Our message begins with a respect for the individual, and a respect for the proposition that the best person to manage your own money is you. While Mr. Koletas sees fit to describe you as unfit to manage your own money, we find opportunity in offering you the tools and resources to learn how to take on this sometimes daunting task with greater confidence and enthusiasm. I don't know how many of you happen to be AOL users -- it is odd to consider such a broad segment of the marketplace as unworthy of commercial engagement -- but if people are using AOL because they find it easier, I consider that a sign of intelligence. And if they are using The Motley Fool to educate themselves about financial matters in an environment where they are valued and respected, that, too, is a sign of intelligent behavior, and, in fact, is a fulfillment of the promise of the Internet.

If The Motley Fool represents the upending of the old Wall Street culture, it is no surprise that that establishment should feel threatened by us. We at TMF have a faith in the people beyond The Street -- and again, I mean the institution, not the website. I suppose that, as their competitor, I should be pleased to see, as of 6:06 o'clock this morning, still so fundamentally misconceiving the way the world is turning. But my attitude is more charitable than that. The old days of "Trust Us -- We're The Experts" is fast fading, and the people who still reside in the glass towers on Wall Street are smart enough to understand that.
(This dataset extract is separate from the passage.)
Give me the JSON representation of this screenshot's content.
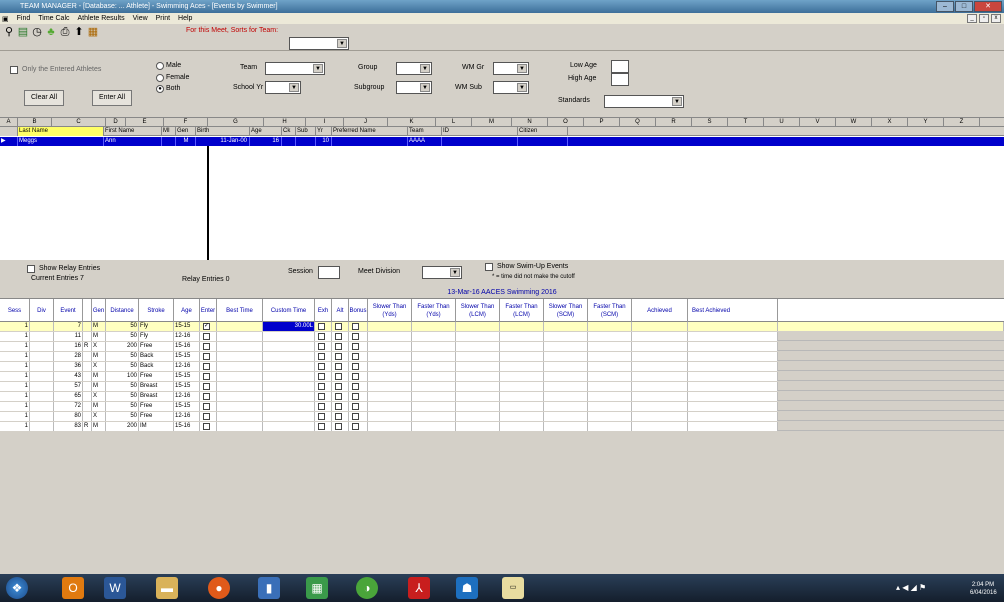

When the old guard on Wall Street finally learns that the ground beneath them is shifting, and at last begins to serve people rather than insulting them, we'll find the true fulfillment of both the Internet and our institutions of commerce.